DATA FOR REVIEW:
>>

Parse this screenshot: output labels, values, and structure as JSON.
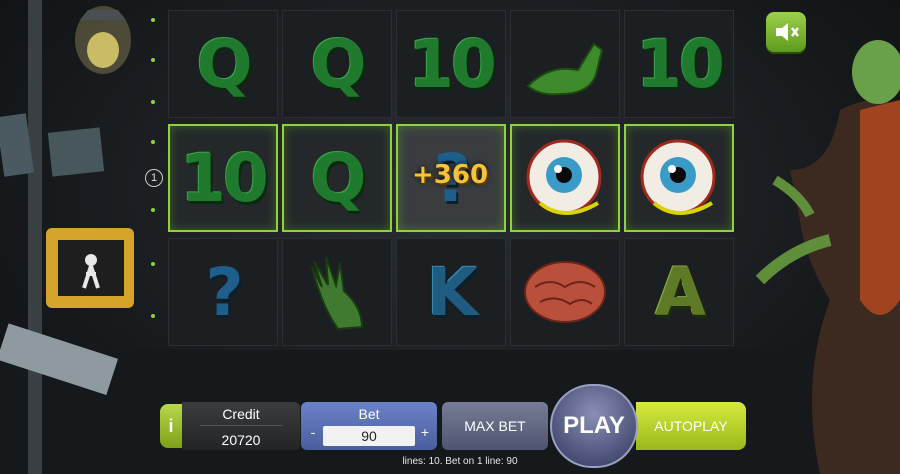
{
  "reels": [
    [
      "Q",
      "10",
      "?"
    ],
    [
      "Q",
      "Q",
      "hand"
    ],
    [
      "10",
      "?",
      "K"
    ],
    [
      "tongue",
      "eyeball",
      "brain"
    ],
    [
      "10",
      "eyeball",
      "A"
    ]
  ],
  "symbols": {
    "r0c0": "Q",
    "r0c1": "Q",
    "r0c2": "10",
    "r0c4": "10",
    "r1c0": "10",
    "r1c1": "Q",
    "r1c2": "?",
    "r2c0": "?",
    "r2c2": "K",
    "r2c4": "A"
  },
  "win_amount": "+360",
  "payline_marker": "1",
  "controls": {
    "info_label": "i",
    "credit_label": "Credit",
    "credit_value": "20720",
    "bet_label": "Bet",
    "bet_value": "90",
    "bet_minus": "-",
    "bet_plus": "+",
    "maxbet_label": "MAX BET",
    "play_label": "PLAY",
    "autoplay_label": "AUTOPLAY"
  },
  "status": {
    "lines_text": "lines: 10.   Bet on 1 line: 90"
  },
  "colors": {
    "accent_green": "#8fd33a",
    "win_gold": "#f5c23a",
    "bet_blue": "#5a6fb5"
  },
  "icons": {
    "mute": "speaker-muted-icon"
  }
}
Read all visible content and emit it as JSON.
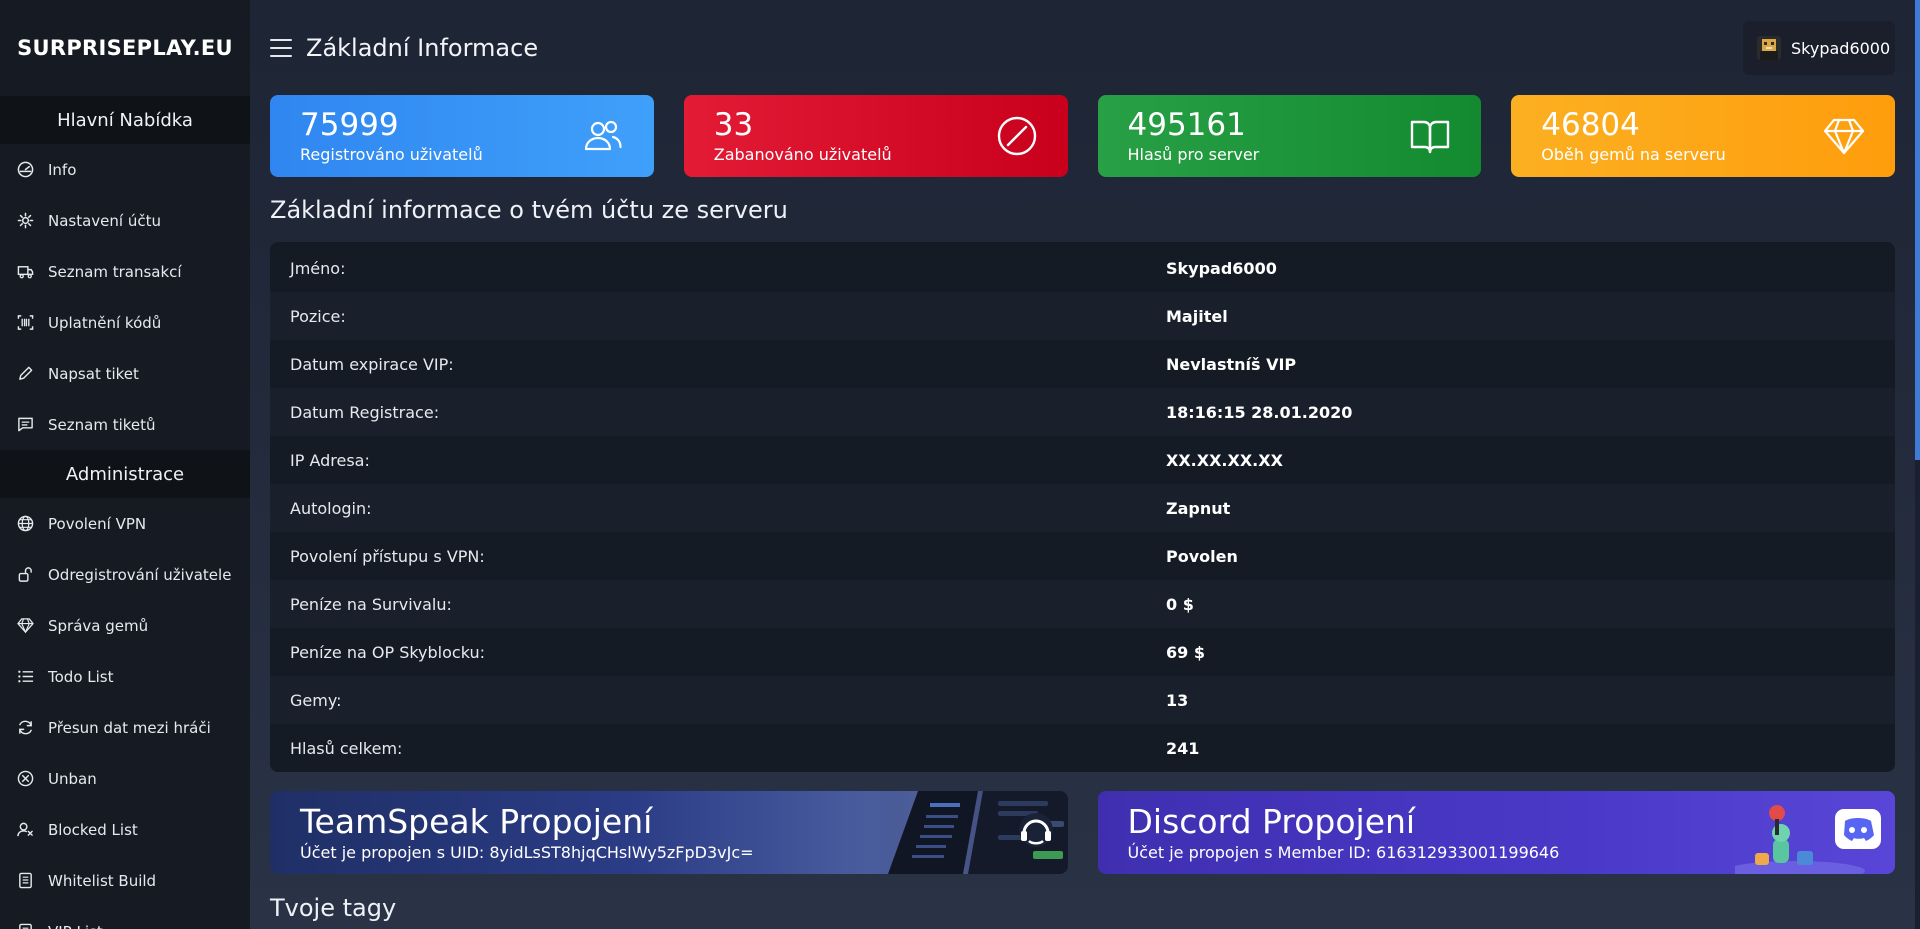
{
  "brand": "SURPRISEPLAY.EU",
  "sidebar": {
    "sections": [
      {
        "title": "Hlavní Nabídka",
        "items": [
          {
            "label": "Info",
            "icon": "dashboard-icon"
          },
          {
            "label": "Nastavení účtu",
            "icon": "gear-icon"
          },
          {
            "label": "Seznam transakcí",
            "icon": "truck-icon"
          },
          {
            "label": "Uplatnění kódů",
            "icon": "barcode-icon"
          },
          {
            "label": "Napsat tiket",
            "icon": "pencil-icon"
          },
          {
            "label": "Seznam tiketů",
            "icon": "message-icon"
          }
        ]
      },
      {
        "title": "Administrace",
        "items": [
          {
            "label": "Povolení VPN",
            "icon": "globe-icon"
          },
          {
            "label": "Odregistrování uživatele",
            "icon": "unlock-icon"
          },
          {
            "label": "Správa gemů",
            "icon": "gem-icon"
          },
          {
            "label": "Todo List",
            "icon": "list-icon"
          },
          {
            "label": "Přesun dat mezi hráči",
            "icon": "refresh-icon"
          },
          {
            "label": "Unban",
            "icon": "x-circle-icon"
          },
          {
            "label": "Blocked List",
            "icon": "user-block-icon"
          },
          {
            "label": "Whitelist Build",
            "icon": "document-icon"
          },
          {
            "label": "VIP List",
            "icon": "document-icon"
          }
        ]
      }
    ]
  },
  "header": {
    "title": "Základní Informace",
    "user": "Skypad6000"
  },
  "stats": [
    {
      "value": "75999",
      "label": "Registrováno uživatelů",
      "icon": "users-icon",
      "color_from": "#2f86f0",
      "color_to": "#3fa0fa"
    },
    {
      "value": "33",
      "label": "Zabanováno uživatelů",
      "icon": "ban-icon",
      "color_from": "#e31b35",
      "color_to": "#c8001c"
    },
    {
      "value": "495161",
      "label": "Hlasů pro server",
      "icon": "book-icon",
      "color_from": "#27a046",
      "color_to": "#138a2f"
    },
    {
      "value": "46804",
      "label": "Oběh gemů na serveru",
      "icon": "gem-icon",
      "color_from": "#fbb022",
      "color_to": "#ff9d0c"
    }
  ],
  "account": {
    "title": "Základní informace o tvém účtu ze serveru",
    "rows": [
      {
        "key": "Jméno:",
        "value": "Skypad6000"
      },
      {
        "key": "Pozice:",
        "value": "Majitel"
      },
      {
        "key": "Datum expirace VIP:",
        "value": "Nevlastníš VIP"
      },
      {
        "key": "Datum Registrace:",
        "value": "18:16:15 28.01.2020"
      },
      {
        "key": "IP Adresa:",
        "value": "XX.XX.XX.XX"
      },
      {
        "key": "Autologin:",
        "value": "Zapnut"
      },
      {
        "key": "Povolení přístupu s VPN:",
        "value": "Povolen"
      },
      {
        "key": "Peníze na Survivalu:",
        "value": "0 $"
      },
      {
        "key": "Peníze na OP Skyblocku:",
        "value": "69 $"
      },
      {
        "key": "Gemy:",
        "value": "13"
      },
      {
        "key": "Hlasů celkem:",
        "value": "241"
      }
    ]
  },
  "links": {
    "teamspeak": {
      "title": "TeamSpeak Propojení",
      "text": "Účet je propojen s UID: 8yidLsST8hjqCHslWy5zFpD3vJc="
    },
    "discord": {
      "title": "Discord Propojení",
      "text": "Účet je propojen s Member ID: 616312933001199646"
    }
  },
  "tags_title": "Tvoje tagy",
  "colors": {
    "sidebar": "#161a22",
    "accent": "#3f7bd6"
  }
}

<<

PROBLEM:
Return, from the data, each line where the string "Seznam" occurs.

SOLUTION TO THIS EXERCISE:
            "label": "Seznam transakcí",
            "label": "Seznam tiketů",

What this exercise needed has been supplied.